## Goal of the exercise
The text of every record, exactly as given and with no pictures, should be your output.

Data extracted from a collection:
---

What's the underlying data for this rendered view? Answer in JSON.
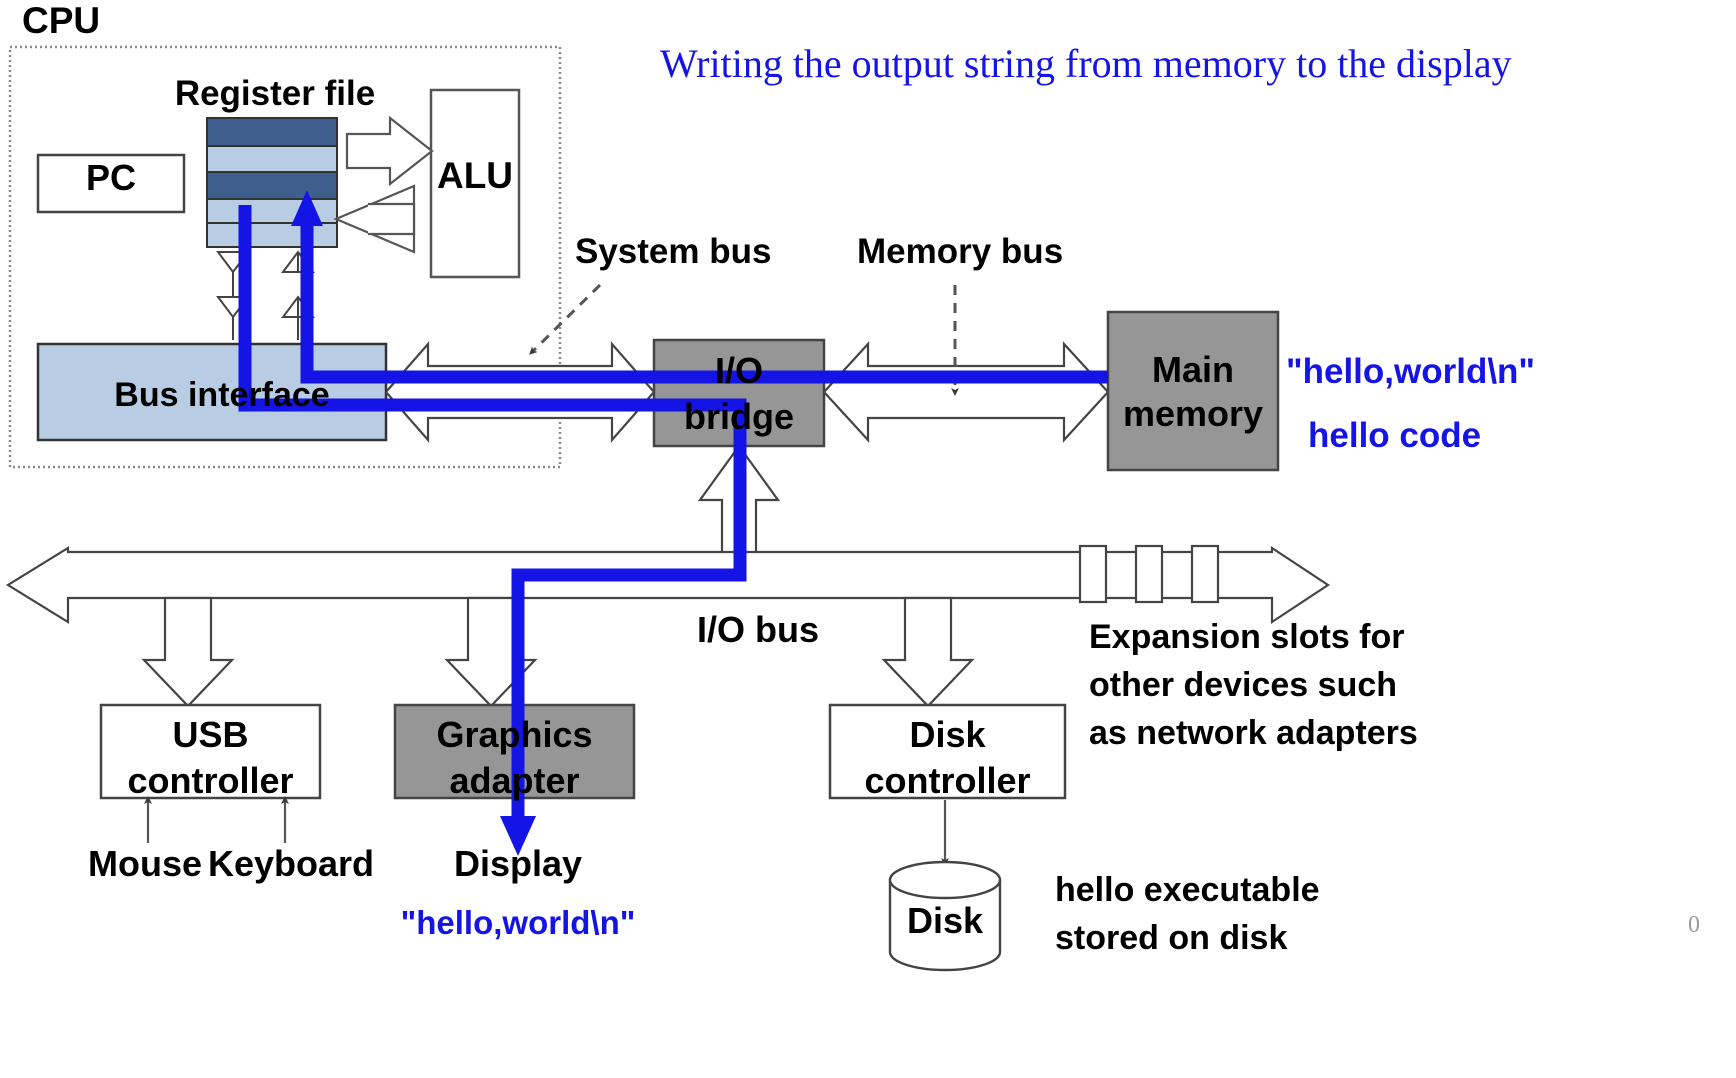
{
  "title": {
    "text": "Writing the output string from memory to the display",
    "color": "#1414E6"
  },
  "cpu": {
    "label": "CPU",
    "pc": "PC",
    "register_file": "Register file",
    "alu": "ALU",
    "bus_interface": "Bus interface"
  },
  "buses": {
    "system_bus": "System bus",
    "memory_bus": "Memory bus",
    "io_bus": "I/O bus"
  },
  "bridge": {
    "line1": "I/O",
    "line2": "bridge"
  },
  "memory": {
    "line1": "Main",
    "line2": "memory",
    "annotation_string": "\"hello,world\\n\"",
    "annotation_code": "hello code"
  },
  "devices": {
    "usb_controller_l1": "USB",
    "usb_controller_l2": "controller",
    "graphics_adapter_l1": "Graphics",
    "graphics_adapter_l2": "adapter",
    "disk_controller_l1": "Disk",
    "disk_controller_l2": "controller",
    "mouse": "Mouse",
    "keyboard": "Keyboard",
    "display": "Display",
    "disk": "Disk"
  },
  "annotations": {
    "display_output": "\"hello,world\\n\"",
    "expansion_l1": "Expansion slots for",
    "expansion_l2": "other devices such",
    "expansion_l3": "as network adapters",
    "disk_note_l1": "hello executable",
    "disk_note_l2": "stored on disk"
  },
  "page_number": "0",
  "colors": {
    "accent_blue": "#1414E6",
    "register_dark": "#3F5F8F",
    "register_light": "#B8CCE4",
    "bus_interface_fill": "#B8CCE4",
    "gray_fill": "#969696",
    "outline": "#3a3a3a"
  }
}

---

## Response to the task
What's the underlying data for this rendered view? Answer in JSON.
{
  "title": {
    "text": "Writing the output string from memory to the display",
    "color": "#1414E6"
  },
  "cpu": {
    "label": "CPU",
    "pc": "PC",
    "register_file": "Register file",
    "alu": "ALU",
    "bus_interface": "Bus interface"
  },
  "buses": {
    "system_bus": "System bus",
    "memory_bus": "Memory bus",
    "io_bus": "I/O bus"
  },
  "bridge": {
    "line1": "I/O",
    "line2": "bridge"
  },
  "memory": {
    "line1": "Main",
    "line2": "memory",
    "annotation_string": "\"hello,world\\n\"",
    "annotation_code": "hello code"
  },
  "devices": {
    "usb_controller_l1": "USB",
    "usb_controller_l2": "controller",
    "graphics_adapter_l1": "Graphics",
    "graphics_adapter_l2": "adapter",
    "disk_controller_l1": "Disk",
    "disk_controller_l2": "controller",
    "mouse": "Mouse",
    "keyboard": "Keyboard",
    "display": "Display",
    "disk": "Disk"
  },
  "annotations": {
    "display_output": "\"hello,world\\n\"",
    "expansion_l1": "Expansion slots for",
    "expansion_l2": "other devices such",
    "expansion_l3": "as network adapters",
    "disk_note_l1": "hello executable",
    "disk_note_l2": "stored on disk"
  },
  "page_number": "0",
  "colors": {
    "accent_blue": "#1414E6",
    "register_dark": "#3F5F8F",
    "register_light": "#B8CCE4",
    "bus_interface_fill": "#B8CCE4",
    "gray_fill": "#969696",
    "outline": "#3a3a3a"
  }
}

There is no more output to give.